If you are a regular theatergoer you’ve probably seen Macbeth. Possibly multiple times. Possibly too many times. But a director with a vision can make a particular production stand out from all the others in your memory. All it takes is some ambition. And Samantha Van Der Merwe is nothing if not ambitious. But if Macbeth teaches us nothing, it’s that ambition can come at a price.
Walking into Shaking the Tree it’s immediately obvious that Van Der Merwe has a strong vision for the show. Instead of filling up her cavernous warehouse space she pulls in, creating an intimate theater-in-the-round. Four huge paper screens intersect in the middle of the white stage, cutting it into quadrants. It’s an immediately intriguing image.
Van Der Merwe’s concept is one out of time and place. It’s that futuristic yet ancient minimalist aesthetic that feels familiar yet oddly alien. Inventive use of lighting and sound do a lot of heavy lifting in this show. There’s almost no furniture or props, and the color palette is black and white with occasional splashes of dark red. The concept embraces the performative, combining nicely with Shakespeare’s use of soliloquy and direct address.
When pushed up against the edges of the space the screens become panels for simple yet effective shadow projections. But when used for castle interiors their opaque nature means that actors’ shadows can be seen through them, creating striking visuals. This is Van Der Merwe’s central imagery: light and shadow.
Unlike a lot of gimmicks directors throw onto Shakespeare, this concept works well with the dichotomies of the script: the starkness between the ordered reality of Macbeth’s world and the mystical chaos of the witches; the public-facing personas of Macbeth and Lady Macbeth and their secretive murderous scheming; and those who rule through order and those who rule by tyranny (timely).
To complete the aesthetic the actors all wear matching long gray tunics, like uniforms, with scarves used to differentiate characters, and sit onstage when not performing. The denial of the illusion of theater.
Laudably, Van Der Merwe has cast a fairly diverse group of actors across age, sex, and race. This aesthetic naturally lends itself to this kind of casting, but I appreciate when a director makes an effort to do this.
But there are times when the concept and its design elements don’t quite work.
One of the challenges of watching Macbeth is that a lot of characters show up once, possibly twice, and then disappear. The doubling of the cast combined with the limits of the costuming means it can be impossible to figure out who some of the minor characters are unless you are very familiar with the play.

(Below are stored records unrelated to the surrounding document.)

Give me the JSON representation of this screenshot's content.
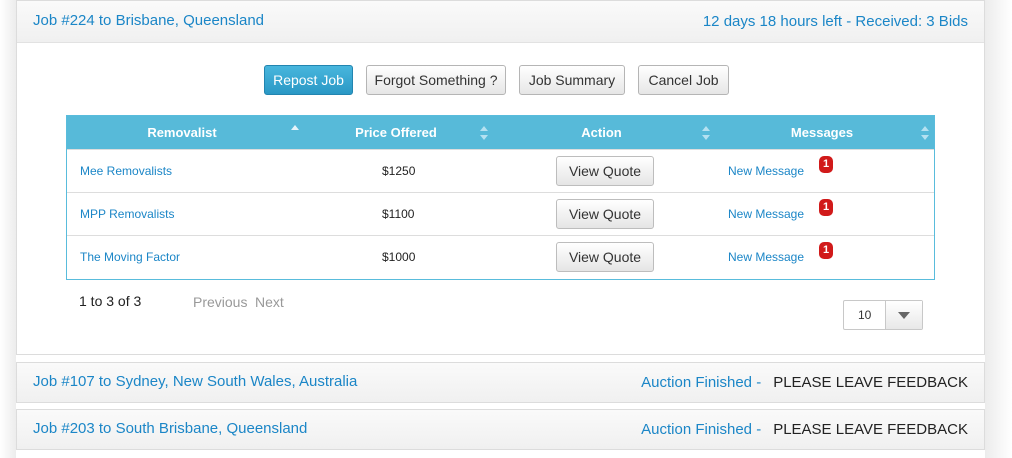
{
  "jobs": [
    {
      "title": "Job #224 to Brisbane, Queensland",
      "status": "12 days 18 hours left - Received: 3 Bids",
      "buttons": {
        "repost": "Repost Job",
        "forgot": "Forgot Something ?",
        "summary": "Job Summary",
        "cancel": "Cancel Job"
      },
      "table": {
        "columns": [
          "Removalist",
          "Price Offered",
          "Action",
          "Messages"
        ],
        "rows": [
          {
            "removalist": "Mee Removalists",
            "price": "$1250",
            "action": "View Quote",
            "message": "New Message",
            "count": "1"
          },
          {
            "removalist": "MPP Removalists",
            "price": "$1100",
            "action": "View Quote",
            "message": "New Message",
            "count": "1"
          },
          {
            "removalist": "The Moving Factor",
            "price": "$1000",
            "action": "View Quote",
            "message": "New Message",
            "count": "1"
          }
        ]
      },
      "pager": {
        "info": "1 to 3 of 3",
        "prev": "Previous",
        "next": "Next",
        "page_size": "10"
      }
    },
    {
      "title": "Job #107 to Sydney, New South Wales, Australia",
      "status": "Auction Finished -",
      "feedback": "PLEASE LEAVE FEEDBACK"
    },
    {
      "title": "Job #203 to South Brisbane, Queensland",
      "status": "Auction Finished -",
      "feedback": "PLEASE LEAVE FEEDBACK"
    }
  ],
  "colors": {
    "accent": "#1b86c7",
    "grid_header": "#57bad9",
    "primary_button": "#2a98c5",
    "badge": "#d11a1a"
  },
  "icons": [
    "sort-asc-icon",
    "sort-both-icon",
    "dropdown-arrow-icon"
  ]
}
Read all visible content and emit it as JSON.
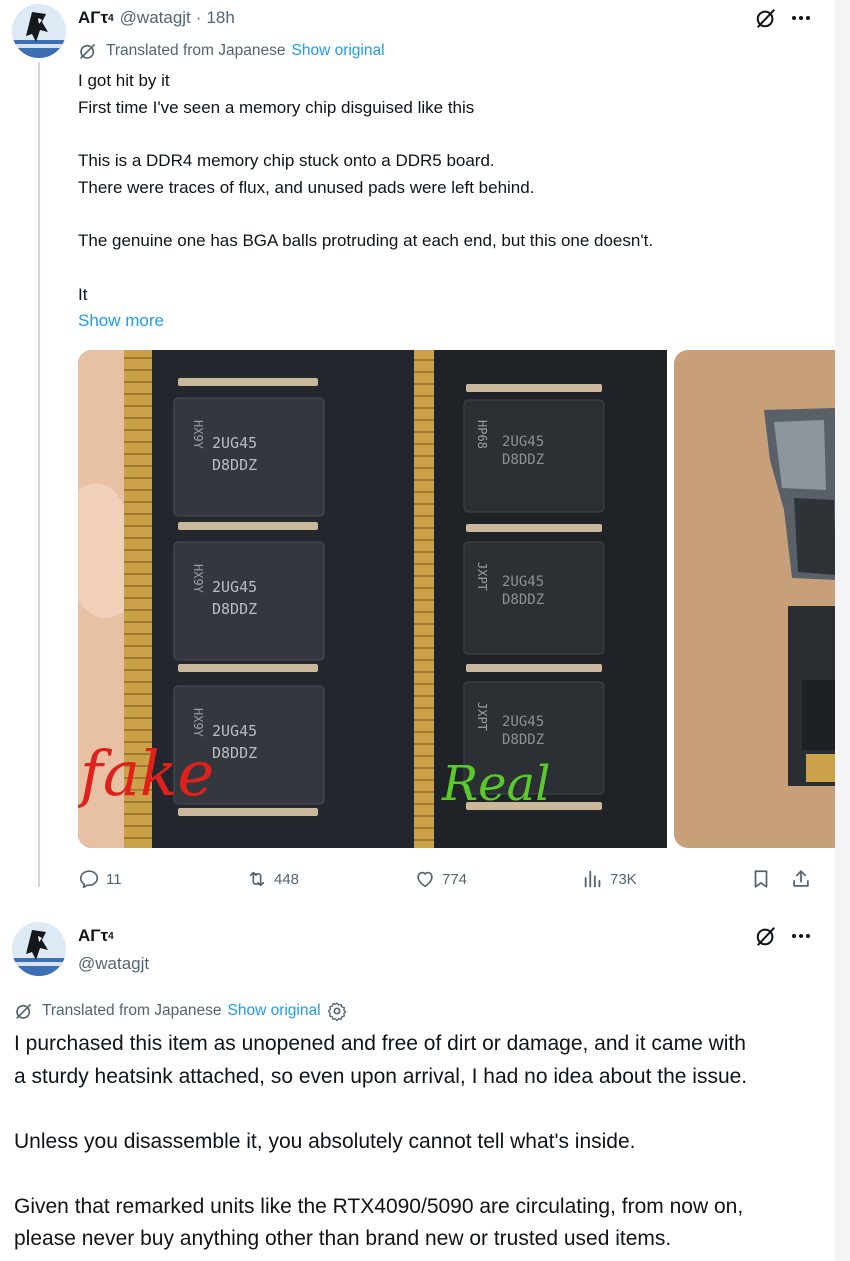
{
  "tweet": {
    "display_name": "AΓτ",
    "superscript": "4",
    "handle": "@watagjt",
    "separator": "·",
    "time": "18h",
    "translated_label": "Translated from Japanese",
    "show_original": "Show original",
    "lines": [
      "I got hit by it",
      "First time I've seen a memory chip disguised like this",
      "",
      "This is a DDR4 memory chip stuck onto a DDR5 board.",
      "There were traces of flux, and unused pads were left behind.",
      "",
      "The genuine one has BGA balls protruding at each end, but this one doesn't.",
      "",
      "It"
    ],
    "show_more": "Show more",
    "media": {
      "fake_label": "fake",
      "real_label": "Real",
      "chip_lines": [
        "2UG45",
        "D8DDZ"
      ],
      "side_codes": [
        "HX9Y",
        "HX9Y",
        "HX9Y",
        "HP68",
        "JXPT",
        "JXPT"
      ]
    },
    "metrics": {
      "replies": "11",
      "reposts": "448",
      "likes": "774",
      "views": "73K"
    }
  },
  "reply": {
    "display_name": "AΓτ",
    "superscript": "4",
    "handle": "@watagjt",
    "translated_label": "Translated from Japanese",
    "show_original": "Show original",
    "paragraphs": [
      [
        "I purchased this item as unopened and free of dirt or damage, and it came with",
        "a sturdy heatsink attached, so even upon arrival, I had no idea about the issue."
      ],
      [
        "Unless you disassemble it, you absolutely cannot tell what's inside."
      ],
      [
        "Given that remarked units like the RTX4090/5090 are circulating, from now on,",
        "please never buy anything other than brand new or trusted used items."
      ]
    ]
  },
  "icons": {
    "more": "more-icon",
    "grok": "grok-icon",
    "translate": "translate-icon",
    "settings": "gear-icon",
    "reply": "reply-icon",
    "repost": "repost-icon",
    "like": "heart-icon",
    "views": "views-icon",
    "bookmark": "bookmark-icon",
    "share": "share-icon"
  },
  "colors": {
    "link": "#1d9bf0",
    "muted": "#536471",
    "text": "#0f1419",
    "fake_ink": "#e0201b",
    "real_ink": "#5cc92a"
  }
}
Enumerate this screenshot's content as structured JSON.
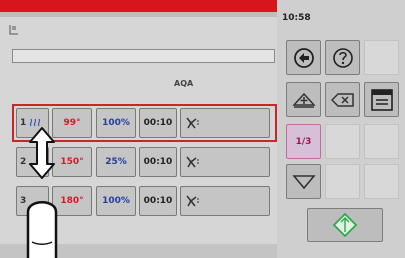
{
  "header": {
    "time": "10:58"
  },
  "recipe": {
    "name_label": "AQA",
    "name_value": ""
  },
  "rows": [
    {
      "num": "1",
      "temp": "99°",
      "pct": "100%",
      "time": "00:10",
      "selected": true
    },
    {
      "num": "2",
      "temp": "150°",
      "pct": "25%",
      "time": "00:10",
      "selected": false
    },
    {
      "num": "3",
      "temp": "180°",
      "pct": "100%",
      "time": "00:10",
      "selected": false
    }
  ],
  "toolbar": {
    "page": "1/3"
  },
  "icons": {
    "recipe": "recipe-book-icon",
    "back": "back-arrow-circle-icon",
    "help": "question-circle-icon",
    "add": "add-step-triangle-icon",
    "delete": "backspace-icon",
    "save": "save-window-icon",
    "down": "scroll-down-icon",
    "start": "start-diamond-icon",
    "fan": "fan-icon",
    "steam": "steam-icon"
  },
  "colors": {
    "accent_red": "#d8141d",
    "temp_red": "#d21c25",
    "pct_blue": "#243fa0",
    "page_pink": "#c86aa0",
    "start_green": "#2fa84f"
  }
}
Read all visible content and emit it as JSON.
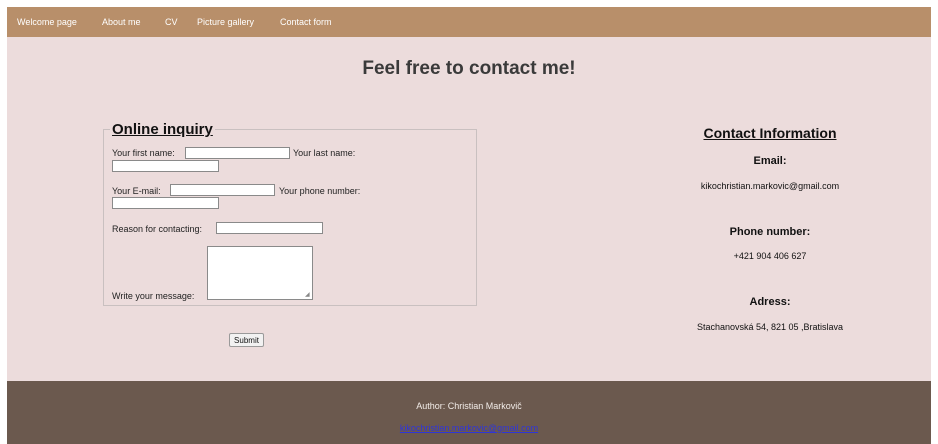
{
  "nav": {
    "items": [
      "Welcome page",
      "About me",
      "CV",
      "Picture gallery",
      "Contact form"
    ]
  },
  "page": {
    "title": "Feel free to contact me!"
  },
  "form": {
    "legend": "Online inquiry",
    "first_name_label": "Your first name:",
    "last_name_label": "Your last name:",
    "email_label": "Your E-mail:",
    "phone_label": "Your phone number:",
    "reason_label": "Reason for contacting:",
    "message_label": "Write your message:",
    "first_name_value": "",
    "last_name_value": "",
    "email_value": "",
    "phone_value": "",
    "reason_value": "",
    "message_value": "",
    "submit_label": "Submit"
  },
  "contact": {
    "heading": "Contact Information",
    "email_label": "Email:",
    "email_value": "kikochristian.markovic@gmail.com",
    "phone_label": "Phone number:",
    "phone_value": "+421 904 406 627",
    "address_label": "Adress:",
    "address_value": "Stachanovská 54, 821 05 ,Bratislava"
  },
  "footer": {
    "author": "Author: Christian Markovič",
    "email_link": "kikochristian.markovic@gmail.com"
  },
  "colors": {
    "nav_bg": "#b88f6a",
    "page_bg": "#ecdcdc",
    "footer_bg": "#6b594e",
    "link": "#2f35d8"
  }
}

Additionally, guards and servants are nearly indistinguishable from nobles, which undermines the strict hierarchies that these characters inhabit, and which Macbeth himself seeks to climb and control.
The screens create some striking visuals, but there are a few moments where their positioning and lack of lighting angles obscures actors for too long. While this never affects the whole audience at once, it feels jarring if you end up in a temporary blind spot.
The performative aesthetic, which unifies the production, doesn’t come through in all the performances. Some deliveries feel affected and deliberate while others feel more classical and theatrical. This tension creates a slight incongruity to the show.
Jamie M. Rea brings that affected deliberateness to her Macbeth. It’s in line with the aesthetic, but it never quite feels like she is Macbeth, rather she is preforming the character. She has some strong moments; particularly the banquet scene when the ghost of Banquo haunts Macbeth (which is impressively staged). But it puts the show at a disadvantage to keep so much distance between the audience and the protagonist.
On the more classically theatrical side of the performances, Sam Dinkowitz brings a visceral emotion to Macbeth’s rival Macduff. Dinkowitz’s performance is raw but eloquent, and when he speaks it’s easy to believe that he is Macduff.
There’s a pleasure to this kind of performance. It reminds you of Shakespeare’s mastery of language and that perhaps the text resists a director’s concept.
Interestingly, the most ambitious gamble Van Der Merwe makes is deciding not to cut the script. Macbeth is the shortest tragedy, but that doesn’t mean it’s without any “extraneous” scenes. For people who appreciate soaking in every single word of Shakespeare in his unadulterated glory, this will be appealing. For others, it will create lulls in the show.
Van Der Merwe’s ambition is to be admired. She’s created a visually striking production of a play done so often it’s easy to forget, making it feel alive and relatable without coming across as heavy-handed. It may not all come together perfectly, or it may come together in a way that won’t appeal to every one, but it’s bold and not easy to forget.
Shaking the Tree’s Macbeth continues through March 17. Ticket and schedule information here.